* [EXCERPTED RECORDS]:
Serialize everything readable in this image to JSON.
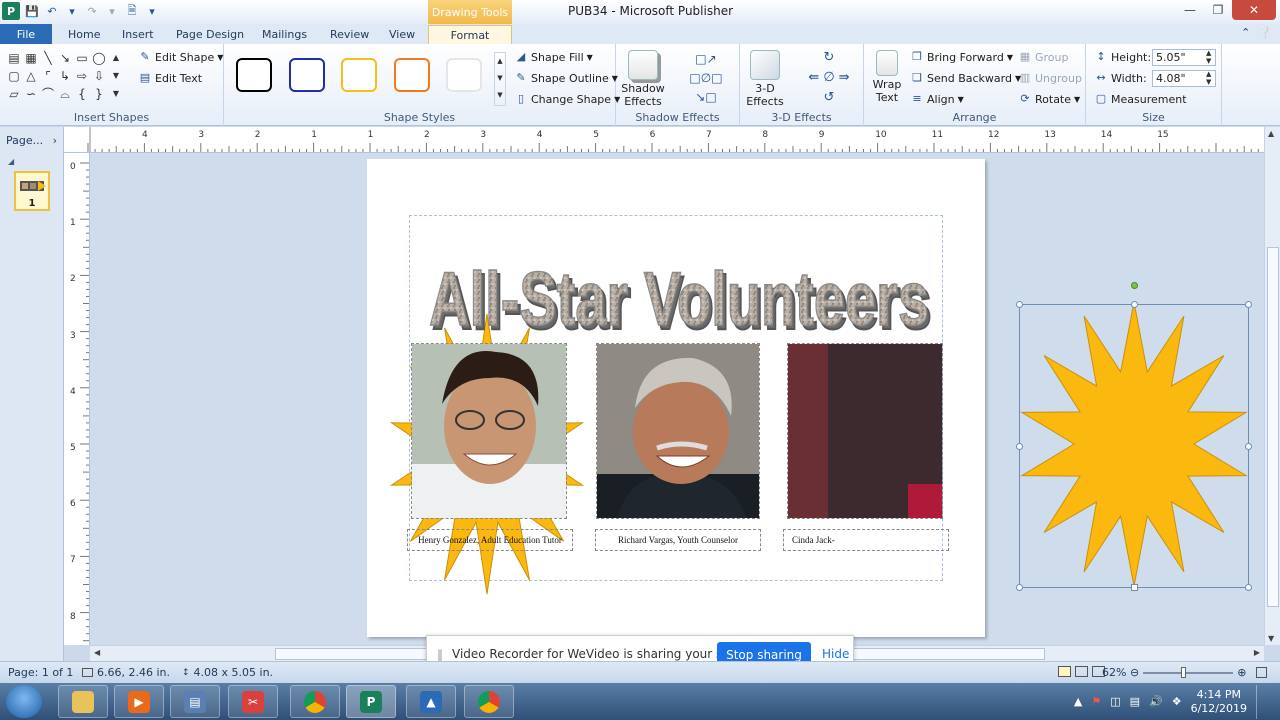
{
  "titlebar": {
    "context_tab": "Drawing Tools",
    "document": "PUB34",
    "separator": " - ",
    "app": "Microsoft Publisher"
  },
  "tabs": [
    "File",
    "Home",
    "Insert",
    "Page Design",
    "Mailings",
    "Review",
    "View",
    "Format"
  ],
  "ribbon": {
    "insert_shapes": {
      "edit_shape": "Edit Shape",
      "edit_text": "Edit Text",
      "label": "Insert Shapes"
    },
    "shape_styles": {
      "swatch_colors": [
        "#000000",
        "#1f2fa8",
        "#f2c11a",
        "#f07b1e",
        "#e6e6e6"
      ],
      "shape_fill": "Shape Fill",
      "shape_outline": "Shape Outline",
      "change_shape": "Change Shape",
      "label": "Shape Styles"
    },
    "shadow": {
      "button": "Shadow Effects",
      "label": "Shadow Effects"
    },
    "three_d": {
      "button": "3-D Effects",
      "label": "3-D Effects"
    },
    "arrange": {
      "wrap_text": "Wrap Text",
      "bring_forward": "Bring Forward",
      "send_backward": "Send Backward",
      "align": "Align",
      "group": "Group",
      "ungroup": "Ungroup",
      "rotate": "Rotate",
      "label": "Arrange"
    },
    "size": {
      "height_label": "Height:",
      "height_value": "5.05\"",
      "width_label": "Width:",
      "width_value": "4.08\"",
      "measurement": "Measurement",
      "label": "Size"
    }
  },
  "pagenav": {
    "title": "Page...",
    "page_number": "1"
  },
  "ruler": {
    "h_labels": [
      "4",
      "3",
      "2",
      "1",
      "1",
      "2",
      "3",
      "4",
      "5",
      "6",
      "7",
      "8",
      "9",
      "10",
      "11",
      "12",
      "13",
      "14",
      "15"
    ],
    "v_labels": [
      "0",
      "1",
      "2",
      "3",
      "4",
      "5",
      "6",
      "7",
      "8"
    ]
  },
  "document": {
    "wordart": "All-Star Volunteers",
    "captions": [
      "Henry Gonzalez, Adult Education Tutor",
      "Richard Vargas, Youth Counselor",
      "Cinda Jack-"
    ],
    "starburst_color": "#fbb90f"
  },
  "share_banner": {
    "text": "Video Recorder for WeVideo is sharing your screen.",
    "stop": "Stop sharing",
    "hide": "Hide"
  },
  "statusbar": {
    "page": "Page: 1 of 1",
    "position": "6.66, 2.46 in.",
    "size": "4.08 x 5.05 in.",
    "zoom": "62%"
  },
  "taskbar": {
    "time": "4:14 PM",
    "date": "6/12/2019"
  }
}
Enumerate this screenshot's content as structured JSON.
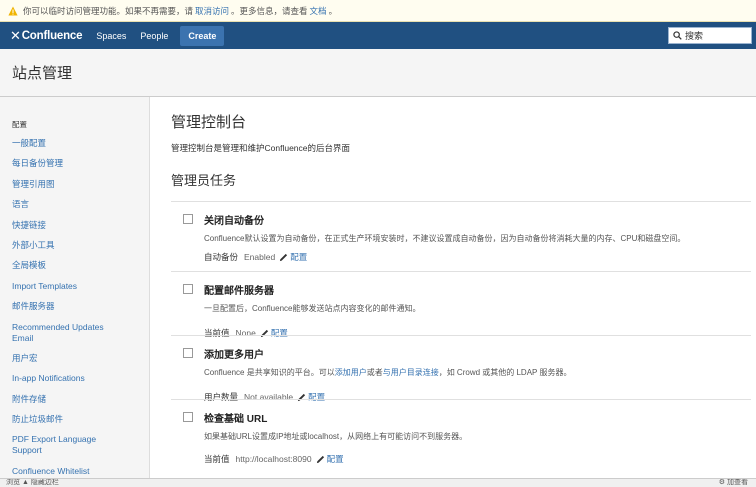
{
  "notice": {
    "text_before": "你可以临时访问管理功能。如果不再需要，请",
    "link_cancel": "取消访问",
    "text_middle": "。更多信息，请查看",
    "link_docs": "文档",
    "text_end": "。"
  },
  "topnav": {
    "logo": "Confluence",
    "spaces": "Spaces",
    "people": "People",
    "create": "Create",
    "search_placeholder": "搜索"
  },
  "page_title": "站点管理",
  "sidebar": {
    "heading": "配置",
    "items": [
      "一般配置",
      "每日备份管理",
      "管理引用图",
      "语言",
      "快捷链接",
      "外部小工具",
      "全局模板",
      "Import Templates",
      "邮件服务器",
      "Recommended Updates Email",
      "用户宏",
      "In-app Notifications",
      "附件存储",
      "防止垃圾邮件",
      "PDF Export Language Support",
      "Confluence Whitelist"
    ]
  },
  "main": {
    "title": "管理控制台",
    "description": "管理控制台是管理和维护Confluence的后台界面",
    "tasks_heading": "管理员任务",
    "tasks": [
      {
        "title": "关闭自动备份",
        "text": "Confluence默认设置为自动备份，在正式生产环境安装时，不建议设置成自动备份，因为自动备份将消耗大量的内存、CPU和磁盘空间。",
        "meta_label": "自动备份",
        "meta_value": "Enabled",
        "config": "配置"
      },
      {
        "title": "配置邮件服务器",
        "text": "一旦配置后，Confluence能够发送站点内容变化的邮件通知。",
        "meta_label": "当前值",
        "meta_value": "None",
        "config": "配置"
      },
      {
        "title": "添加更多用户",
        "text_a": "Confluence 是共享知识的平台。可以",
        "link_add": "添加用户",
        "text_b": "或者",
        "link_dir": "与用户目录连接",
        "text_c": "，如 Crowd 或其他的 LDAP 服务器。",
        "meta_label": "用户数量",
        "meta_value": "Not available",
        "config": "配置"
      },
      {
        "title": "检查基础 URL",
        "text": "如果基础URL设置成IP地址或localhost，从网络上有可能访问不到服务器。",
        "meta_label": "当前值",
        "meta_value": "http://localhost:8090",
        "config": "配置"
      }
    ]
  },
  "bottombar": {
    "left": "浏览   ▲ 隐藏边栏",
    "right": "⚙ 加查看"
  },
  "colors": {
    "nav_bg": "#205081",
    "create_bg": "#3b73af",
    "link": "#3572b0"
  }
}
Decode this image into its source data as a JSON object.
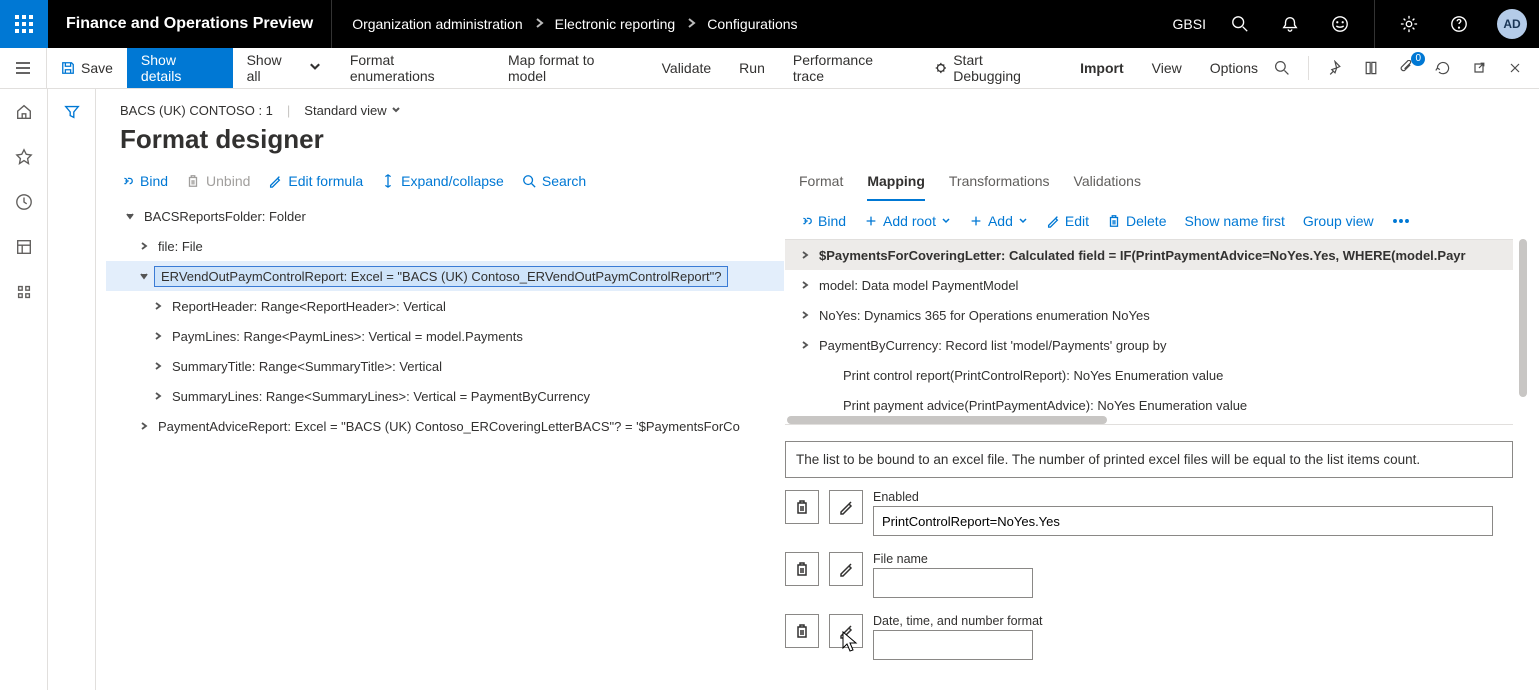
{
  "topbar": {
    "app_title": "Finance and Operations Preview",
    "breadcrumb": [
      "Organization administration",
      "Electronic reporting",
      "Configurations"
    ],
    "org": "GBSI",
    "avatar": "AD"
  },
  "actionbar": {
    "save": "Save",
    "show_details": "Show details",
    "show_all": "Show all",
    "format_enum": "Format enumerations",
    "map_model": "Map format to model",
    "validate": "Validate",
    "run": "Run",
    "perf_trace": "Performance trace",
    "start_debug": "Start Debugging",
    "import": "Import",
    "view": "View",
    "options": "Options",
    "badge_count": "0"
  },
  "page": {
    "context1": "BACS (UK) CONTOSO : 1",
    "context2": "Standard view",
    "title": "Format designer"
  },
  "left_cmds": {
    "bind": "Bind",
    "unbind": "Unbind",
    "edit_formula": "Edit formula",
    "expand": "Expand/collapse",
    "search": "Search"
  },
  "tree": [
    {
      "level": 0,
      "state": "open",
      "text": "BACSReportsFolder: Folder"
    },
    {
      "level": 1,
      "state": "closed",
      "text": "file: File"
    },
    {
      "level": 1,
      "state": "open",
      "text": "ERVendOutPaymControlReport: Excel = \"BACS (UK) Contoso_ERVendOutPaymControlReport\"?",
      "selected": true
    },
    {
      "level": 2,
      "state": "closed",
      "text": "ReportHeader: Range<ReportHeader>: Vertical"
    },
    {
      "level": 2,
      "state": "closed",
      "text": "PaymLines: Range<PaymLines>: Vertical = model.Payments"
    },
    {
      "level": 2,
      "state": "closed",
      "text": "SummaryTitle: Range<SummaryTitle>: Vertical"
    },
    {
      "level": 2,
      "state": "closed",
      "text": "SummaryLines: Range<SummaryLines>: Vertical = PaymentByCurrency"
    },
    {
      "level": 1,
      "state": "closed",
      "text": "PaymentAdviceReport: Excel = \"BACS (UK) Contoso_ERCoveringLetterBACS\"? = '$PaymentsForCo"
    }
  ],
  "tabs": {
    "format": "Format",
    "mapping": "Mapping",
    "transformations": "Transformations",
    "validations": "Validations"
  },
  "right_cmds": {
    "bind": "Bind",
    "add_root": "Add root",
    "add": "Add",
    "edit": "Edit",
    "delete": "Delete",
    "show_name_first": "Show name first",
    "group_view": "Group view"
  },
  "rtree": [
    {
      "tw": "closed",
      "text": "$PaymentsForCoveringLetter: Calculated field = IF(PrintPaymentAdvice=NoYes.Yes, WHERE(model.Payr",
      "selected": true
    },
    {
      "tw": "closed",
      "text": "model: Data model PaymentModel"
    },
    {
      "tw": "closed",
      "text": "NoYes: Dynamics 365 for Operations enumeration NoYes"
    },
    {
      "tw": "closed",
      "text": "PaymentByCurrency: Record list 'model/Payments' group by"
    },
    {
      "tw": "none",
      "text": "Print control report(PrintControlReport): NoYes Enumeration value"
    },
    {
      "tw": "none",
      "text": "Print payment advice(PrintPaymentAdvice): NoYes Enumeration value"
    }
  ],
  "info_text": "The list to be bound to an excel file. The number of printed excel files will be equal to the list items count.",
  "form": {
    "enabled_label": "Enabled",
    "enabled_value": "PrintControlReport=NoYes.Yes",
    "filename_label": "File name",
    "filename_value": "",
    "dateformat_label": "Date, time, and number format",
    "dateformat_value": ""
  }
}
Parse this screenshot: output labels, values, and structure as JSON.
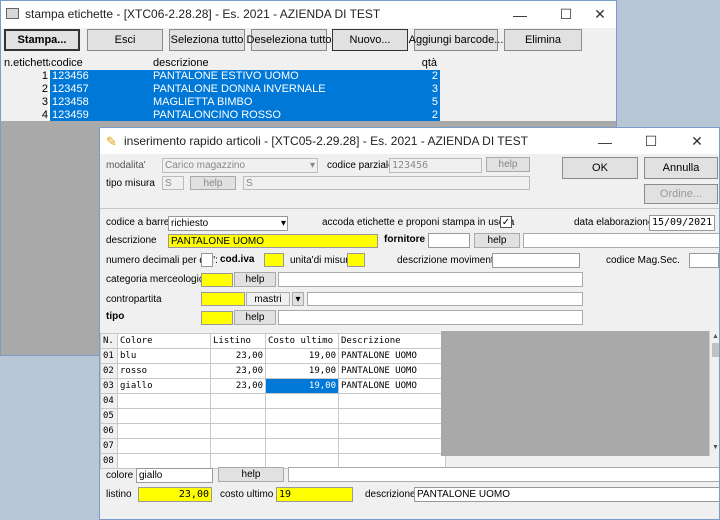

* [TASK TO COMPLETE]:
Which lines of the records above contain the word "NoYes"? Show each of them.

* [EXPECTED ANSWER]:
      "text": "$PaymentsForCoveringLetter: Calculated field = IF(PrintPaymentAdvice=NoYes.Yes, WHERE(model.Payr",
      "text": "NoYes: Dynamics 365 for Operations enumeration NoYes"
      "text": "Print control report(PrintControlReport): NoYes Enumeration value"
      "text": "Print payment advice(PrintPaymentAdvice): NoYes Enumeration value"
    "enabled_value": "PrintControlReport=NoYes.Yes",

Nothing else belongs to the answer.